I was working as an administrator at Kampala International University, where I had been for three years but quit in October 2015 after giving birth to my daughter. I needed to give her my time and I did not see myself doing so while working a fulltime job.
Seeing women lose weight is refreshing. It is an achievement for me that women of different capabilities are under one umbrella and supporting each other. We support each other’s businesses, we have cash rounds and these are boosting people. Businesses have been born out of the group and these are actually sponsoring our events.
Fulltime mothers have also got inspired to do some businesses alongside taking care of their children.
However, the group comes with its challenges because…well, dealing with women has never been easy.
Despite there being rules and regulations, many do not follow them. For example, many do not give you feedback, they just back off. Others do not pay.
This business is not really profitable, but at least I manage to meet a few bills. I can buy data to keep online since that is where I basically run the business and I can fuel my car. I have been out of formal employment for two years and I have never looked back.

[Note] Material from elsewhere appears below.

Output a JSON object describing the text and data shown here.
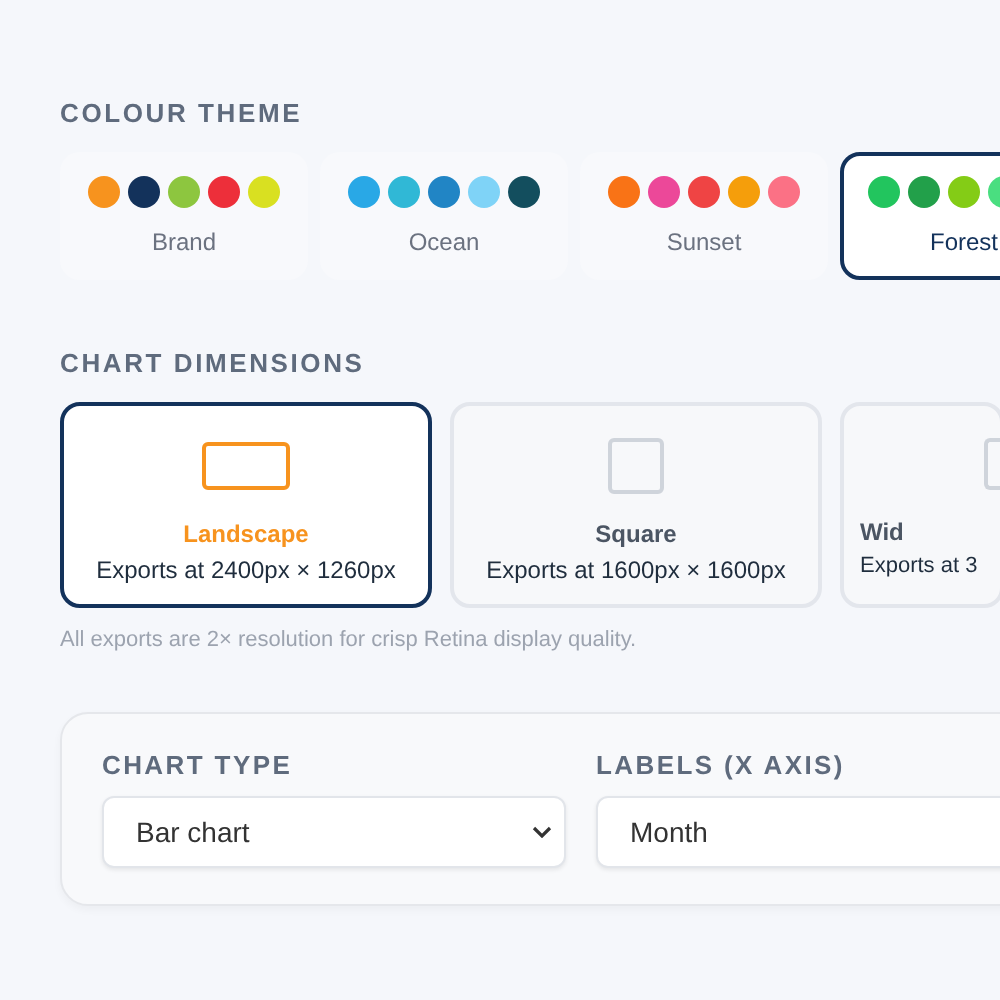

Juliet Nakimuli Kasiita
Chai and Mo
I used to do service delivery management, strategic planning and data analysis for several companies. However, during one of many sessions with Imagine Me Africa, I knew it was time to actualise the many dreams I had shelved for so long.
Joan Mugenzi, the founder of Imagine Me dared us to dream and for me, it was starting up a tea house. There were many coffee shops around town, but I had never heard of a tea house. However, it was more than just making ordinary tea, for me. So I made it a point to ask for say, Jasmine tea when I went to a restaurant or hotel and realised that not many offered it. That pushed me to go against the tide because I needed there to be a distinction when someone took the tea I made. Therefore, I ventured into herbal teas. I had also shared this dream with my niece and she gave me the first sample of doing business when she insisted that I serve tea at her kwanjula. That was when reality struck because I had to make this happen without prior planning. I bought all I needed, working on a budget, I set out but the weather was not friendly for tea. When it became chilly, people requested for tea and we served tea until past midnight. That event was my launch pad and gave me hope that my idea was conceivable.
I would later quit my job to pursue my passion, despite leaving behind a fat cheque.
It has not been an all rosy journey but I look at every challenge as a means to grow and I am glad that Chai and Mo is now functional. More to that, it can function even when I am away.
Accountability is key when starting up your business because if it were not for my accountability partner, I would never have made it this far. She ensured that I fulfilled whatever I said I would do without excuse.
There is no better time than now to invest or make your dreams a reality.